Building Employee Satisfaction Through Design

HGA’s new San Francisco office supports a sense of shared ownership among team members through an inclusive planning process.

Architects like to surround themselves with aesthetically thought-provoking workplaces that will inspire their work. So much so, they often seek a workshop-like environment that suggests a roll-up-your-shirtsleeves approach to the creative process.

As such, HGA designed its own workplace relocation in downtown San Francisco as a workshop for creative inspiration. From the outset, the team avoided certain pitfalls of designing one’s own space, such as overthinking decisions and concepts, or making assumptions about how individuals work—or should work.

Instead, potential pitfalls were vetted through an inclusive, interactive programming/planning process that included internal questionnaires, one-on-one staff interviews, and visioning sessions to ensure that each department and staff function was represented—from Senior Designers to Operations, Human Resources, IT, and Marketing.

This process resulted in a vibrant workplace where all team members personally and professionally feel invested.

Efficient Program

Occupying a full floor in a nine-story concrete masonry office building downtown, the open work plan encourages a fluid workstyle among team members throughout the day.

Just inside from the elevator lobby, the common spaces—reception, copy/print room, workroom, huddle rooms, mother’s room, kitchen, break room, and VR studio—are grouped within a core on the west half of the floor plan. Further inside, three various-sized conference rooms and a library line up along the north floor-to-ceiling window wall, with hoteling, pre-conference, and collaboration spaces just outside the conference rooms.

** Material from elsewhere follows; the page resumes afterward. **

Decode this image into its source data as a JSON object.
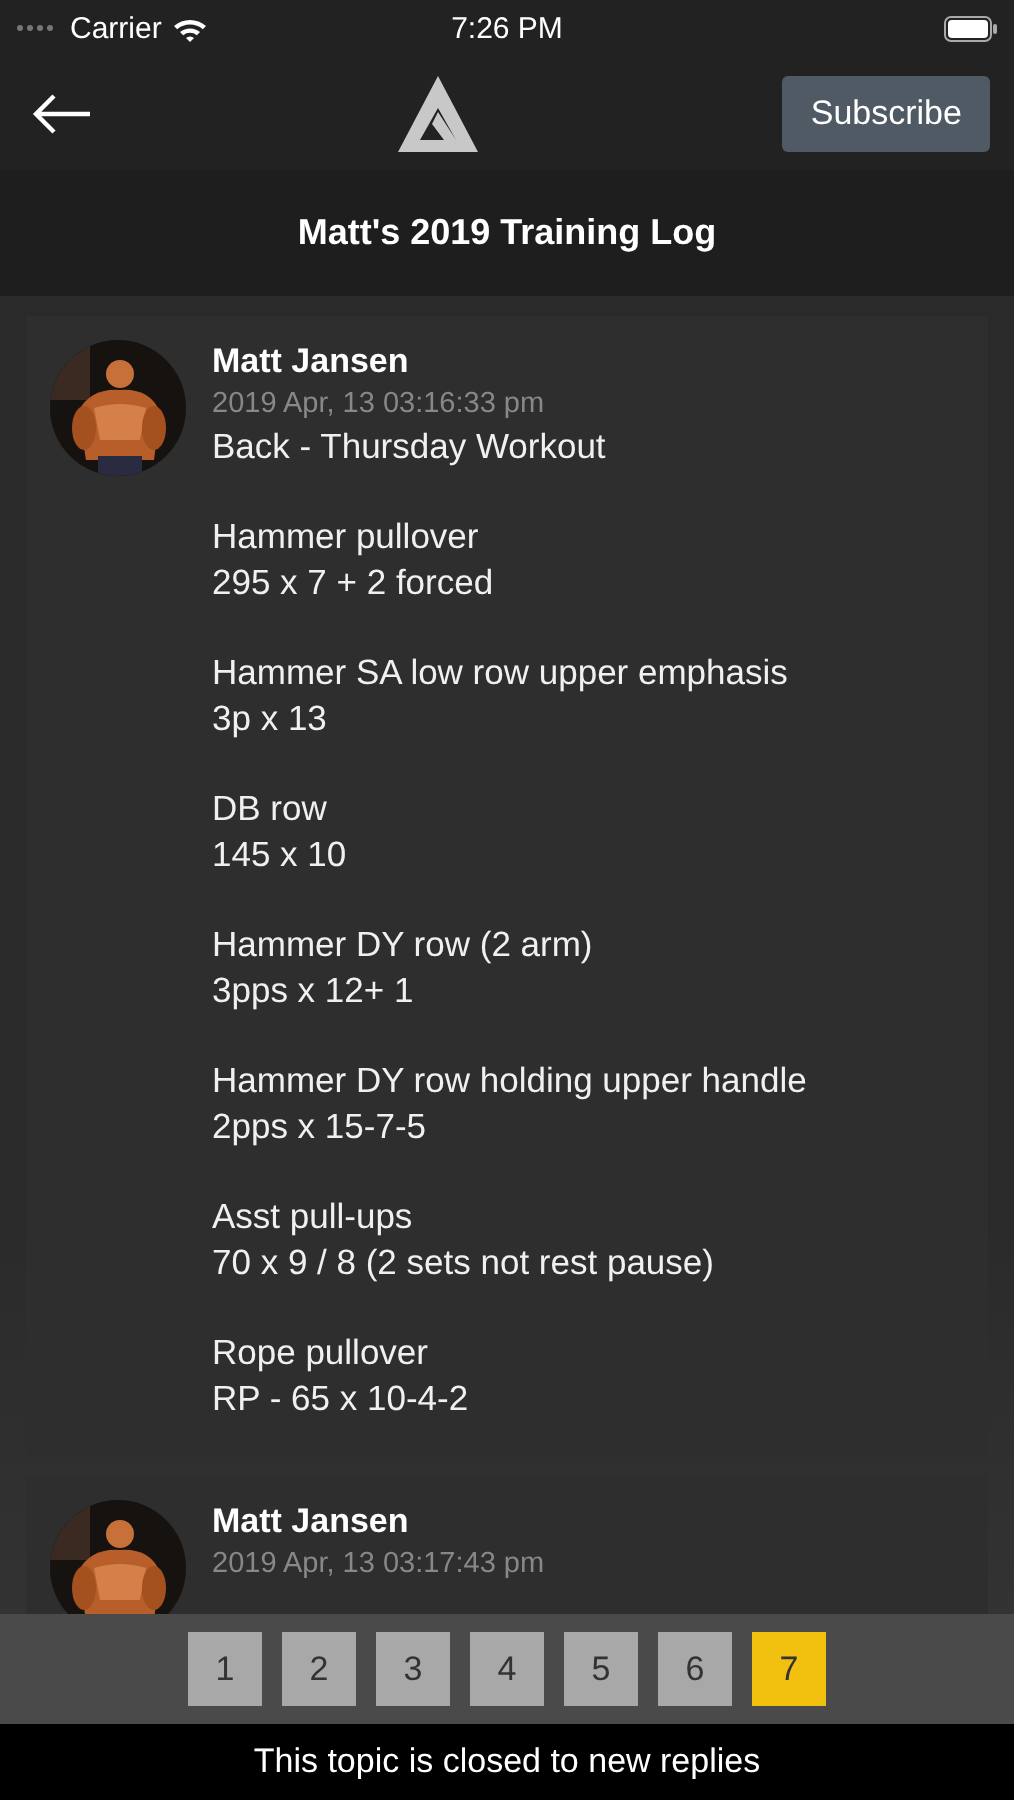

Finally, open work stations are grouped along the south and east window walls within an open plan.

Design Elements

Throughout the workplace, design elements suggest a sense of tongue-in-cheek fun through textures, finishes, and lighting—communicating to staff and visiting clients that design is a creative process.

For example, exposed “concrete” walls projecting an industrial building aesthetic are simple applied tiles. Reclaimed wood laths serving as sound-absorbing panels recall traditional timber construction
(instead of the building’s concrete construction). Custom workstation dividers provide privacy while custom filing units next to workstations allow team members to flip a front panel between whiteboard and pin-up boards to accommodate critiques and team huddles.

Additionally, high-efficiency lighting enhances aesthetics. Skewed tube lighting along the main hallway visually directs wayfinding. Oversized dome light fixtures with ornate plasterwork figures in meeting rooms pay homage to the previous furniture company tenant. And timed dimmers office-wide modulate illumination throughout the day—creating an invisible transition from artificial to natural light.

Sustainability and Wellness

Designed to meet LEED-CI v2009 Gold and WELL Building certification, the office features subtle design choices that disguise many high-performance elements that contribute to a healthy indoor environment (plan above). For instance, discretely hidden mechanical system seamlessly promote thermal comfort. The HVAC system, ductwork, and vents were redesigned for a more pleasing ceiling aesthetic with clean lines, in which the original units were moved away from the open work area to an enclosed space above the walkway and new dropped ceiling. A post-occupancy survey validated occupant satisfaction, with many respondents praising the abundant daylight, views to the outdoors, and collaborative layout that increases productivity and wellbeing.

A Working Showroom

Since move-in, the new workplace has truly become a showroom/workshop for design. Team members hosting client visits use the space to point out design elements that will inspire their own office design, from the functional open floor plan that encourages collaboration, to the discreetly successful mechanical systems, to the strategic use of natural and artificial light. The new office, as the survey results indicate, enhances a sense of shared ownership among team members.